> _About this exercise_:
Go line by line through the data and copy those with the word "JSON".

> _Extracted data_:
^^^^

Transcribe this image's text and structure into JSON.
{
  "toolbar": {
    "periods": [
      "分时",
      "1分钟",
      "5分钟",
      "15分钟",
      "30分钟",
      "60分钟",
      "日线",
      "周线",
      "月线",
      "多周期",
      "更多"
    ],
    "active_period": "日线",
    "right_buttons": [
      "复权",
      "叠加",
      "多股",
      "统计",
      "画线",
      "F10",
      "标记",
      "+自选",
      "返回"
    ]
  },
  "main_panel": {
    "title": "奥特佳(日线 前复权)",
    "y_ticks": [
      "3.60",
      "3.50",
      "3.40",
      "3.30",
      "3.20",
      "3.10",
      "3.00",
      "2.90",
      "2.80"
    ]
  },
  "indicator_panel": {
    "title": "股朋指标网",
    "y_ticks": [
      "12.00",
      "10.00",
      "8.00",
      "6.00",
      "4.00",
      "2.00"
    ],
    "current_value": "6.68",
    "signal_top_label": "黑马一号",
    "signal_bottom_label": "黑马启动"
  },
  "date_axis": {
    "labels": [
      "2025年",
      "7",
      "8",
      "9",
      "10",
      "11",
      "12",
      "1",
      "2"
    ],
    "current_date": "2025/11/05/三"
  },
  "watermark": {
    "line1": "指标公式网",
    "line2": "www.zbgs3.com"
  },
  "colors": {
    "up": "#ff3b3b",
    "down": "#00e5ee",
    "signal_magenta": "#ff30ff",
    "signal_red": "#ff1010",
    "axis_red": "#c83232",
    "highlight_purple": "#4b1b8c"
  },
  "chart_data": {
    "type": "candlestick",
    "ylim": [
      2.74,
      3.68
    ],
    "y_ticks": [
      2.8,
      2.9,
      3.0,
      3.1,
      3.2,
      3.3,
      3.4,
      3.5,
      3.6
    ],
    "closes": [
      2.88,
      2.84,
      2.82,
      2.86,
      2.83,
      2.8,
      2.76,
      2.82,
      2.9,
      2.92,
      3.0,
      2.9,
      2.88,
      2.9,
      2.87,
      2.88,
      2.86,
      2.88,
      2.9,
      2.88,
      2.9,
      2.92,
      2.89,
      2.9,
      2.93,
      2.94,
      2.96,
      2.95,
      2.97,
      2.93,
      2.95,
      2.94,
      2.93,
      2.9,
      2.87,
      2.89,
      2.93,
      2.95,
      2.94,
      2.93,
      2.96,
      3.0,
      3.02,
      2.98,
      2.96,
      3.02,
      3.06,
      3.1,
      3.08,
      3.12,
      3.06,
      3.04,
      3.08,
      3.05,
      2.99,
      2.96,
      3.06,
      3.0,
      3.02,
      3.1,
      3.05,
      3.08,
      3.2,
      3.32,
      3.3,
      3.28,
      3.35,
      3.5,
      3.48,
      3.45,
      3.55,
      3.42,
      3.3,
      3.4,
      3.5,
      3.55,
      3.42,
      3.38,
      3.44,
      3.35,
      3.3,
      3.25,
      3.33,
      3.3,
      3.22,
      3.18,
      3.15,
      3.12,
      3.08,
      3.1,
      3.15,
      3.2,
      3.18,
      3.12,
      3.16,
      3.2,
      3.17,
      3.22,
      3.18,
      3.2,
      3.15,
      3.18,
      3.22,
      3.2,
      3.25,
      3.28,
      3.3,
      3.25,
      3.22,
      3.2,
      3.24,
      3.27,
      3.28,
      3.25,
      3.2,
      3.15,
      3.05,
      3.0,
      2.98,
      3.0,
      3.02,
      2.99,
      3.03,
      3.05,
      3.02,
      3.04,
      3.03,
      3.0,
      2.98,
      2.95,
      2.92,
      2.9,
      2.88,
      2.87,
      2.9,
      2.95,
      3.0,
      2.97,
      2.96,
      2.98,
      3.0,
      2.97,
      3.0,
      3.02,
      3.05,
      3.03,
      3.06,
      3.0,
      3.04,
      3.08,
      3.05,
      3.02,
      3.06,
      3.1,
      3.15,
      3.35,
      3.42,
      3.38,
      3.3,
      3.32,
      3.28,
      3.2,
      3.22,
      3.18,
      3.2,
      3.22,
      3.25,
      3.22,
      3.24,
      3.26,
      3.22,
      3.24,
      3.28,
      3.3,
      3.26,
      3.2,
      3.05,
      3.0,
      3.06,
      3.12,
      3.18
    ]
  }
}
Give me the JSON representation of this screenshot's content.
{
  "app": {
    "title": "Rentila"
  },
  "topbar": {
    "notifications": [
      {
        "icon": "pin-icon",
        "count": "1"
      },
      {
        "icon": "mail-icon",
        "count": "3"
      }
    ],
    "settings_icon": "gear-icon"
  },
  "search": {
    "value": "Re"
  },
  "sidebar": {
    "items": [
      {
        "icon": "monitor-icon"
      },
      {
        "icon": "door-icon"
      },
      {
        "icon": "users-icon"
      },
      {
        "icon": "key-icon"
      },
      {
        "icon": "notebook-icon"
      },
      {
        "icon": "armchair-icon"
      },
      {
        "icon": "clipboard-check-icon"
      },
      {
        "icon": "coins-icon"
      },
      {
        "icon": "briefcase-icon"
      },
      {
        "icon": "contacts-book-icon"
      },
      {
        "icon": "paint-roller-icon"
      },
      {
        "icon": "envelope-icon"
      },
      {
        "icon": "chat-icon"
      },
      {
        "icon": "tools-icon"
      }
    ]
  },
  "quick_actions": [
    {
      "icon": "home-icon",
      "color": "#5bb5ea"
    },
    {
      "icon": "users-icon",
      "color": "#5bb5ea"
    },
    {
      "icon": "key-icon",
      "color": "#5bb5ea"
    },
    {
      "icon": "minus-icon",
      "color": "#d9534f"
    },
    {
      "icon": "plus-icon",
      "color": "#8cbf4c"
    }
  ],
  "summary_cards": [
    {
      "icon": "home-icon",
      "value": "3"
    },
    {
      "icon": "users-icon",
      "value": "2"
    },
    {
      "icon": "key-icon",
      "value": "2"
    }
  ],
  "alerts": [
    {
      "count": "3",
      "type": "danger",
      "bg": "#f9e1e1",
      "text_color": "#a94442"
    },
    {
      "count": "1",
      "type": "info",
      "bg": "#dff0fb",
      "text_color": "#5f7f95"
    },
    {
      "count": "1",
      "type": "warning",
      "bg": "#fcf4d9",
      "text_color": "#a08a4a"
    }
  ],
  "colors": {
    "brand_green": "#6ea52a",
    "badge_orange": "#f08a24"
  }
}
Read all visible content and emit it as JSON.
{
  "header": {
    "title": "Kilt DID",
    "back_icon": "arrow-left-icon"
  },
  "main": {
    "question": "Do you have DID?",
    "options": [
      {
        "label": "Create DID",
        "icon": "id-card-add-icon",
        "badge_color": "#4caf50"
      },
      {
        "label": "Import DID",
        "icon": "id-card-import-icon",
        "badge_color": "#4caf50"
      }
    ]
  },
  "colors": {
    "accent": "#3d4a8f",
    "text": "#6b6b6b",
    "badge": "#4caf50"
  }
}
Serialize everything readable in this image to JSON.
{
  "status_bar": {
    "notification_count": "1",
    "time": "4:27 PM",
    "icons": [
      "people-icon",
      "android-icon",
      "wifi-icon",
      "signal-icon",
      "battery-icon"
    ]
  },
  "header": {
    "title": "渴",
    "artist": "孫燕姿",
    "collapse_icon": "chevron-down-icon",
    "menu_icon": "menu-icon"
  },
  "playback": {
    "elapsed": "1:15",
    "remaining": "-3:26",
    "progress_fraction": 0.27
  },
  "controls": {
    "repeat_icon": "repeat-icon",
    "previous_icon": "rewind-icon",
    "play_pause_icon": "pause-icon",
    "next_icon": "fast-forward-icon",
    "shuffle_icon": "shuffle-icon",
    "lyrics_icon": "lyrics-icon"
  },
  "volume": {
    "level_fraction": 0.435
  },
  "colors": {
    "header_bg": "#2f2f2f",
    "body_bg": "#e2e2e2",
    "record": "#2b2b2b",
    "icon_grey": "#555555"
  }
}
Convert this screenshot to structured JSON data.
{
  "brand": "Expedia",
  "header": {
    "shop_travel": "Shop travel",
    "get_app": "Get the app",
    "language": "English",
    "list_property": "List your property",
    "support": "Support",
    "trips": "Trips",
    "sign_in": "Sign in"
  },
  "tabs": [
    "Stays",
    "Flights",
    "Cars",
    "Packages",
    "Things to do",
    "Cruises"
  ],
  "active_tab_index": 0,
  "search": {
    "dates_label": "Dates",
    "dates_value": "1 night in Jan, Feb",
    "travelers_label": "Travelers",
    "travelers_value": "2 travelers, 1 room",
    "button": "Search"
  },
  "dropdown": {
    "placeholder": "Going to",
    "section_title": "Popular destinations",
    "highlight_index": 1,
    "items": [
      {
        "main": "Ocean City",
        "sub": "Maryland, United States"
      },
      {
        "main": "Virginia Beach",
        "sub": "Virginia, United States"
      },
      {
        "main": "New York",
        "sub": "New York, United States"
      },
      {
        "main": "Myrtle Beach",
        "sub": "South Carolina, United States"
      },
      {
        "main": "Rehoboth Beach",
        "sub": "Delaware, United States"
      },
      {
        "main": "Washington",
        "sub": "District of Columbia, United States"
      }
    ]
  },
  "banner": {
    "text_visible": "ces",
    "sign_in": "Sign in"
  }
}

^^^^

> _Reply to the exercise_:
Transcribe this image's text and structure into JSON.
Give me the JSON representation of this screenshot's content.
Read all visible content and emit it as JSON.
Serialize everything readable in this image to JSON.
Convert this screenshot to structured JSON data.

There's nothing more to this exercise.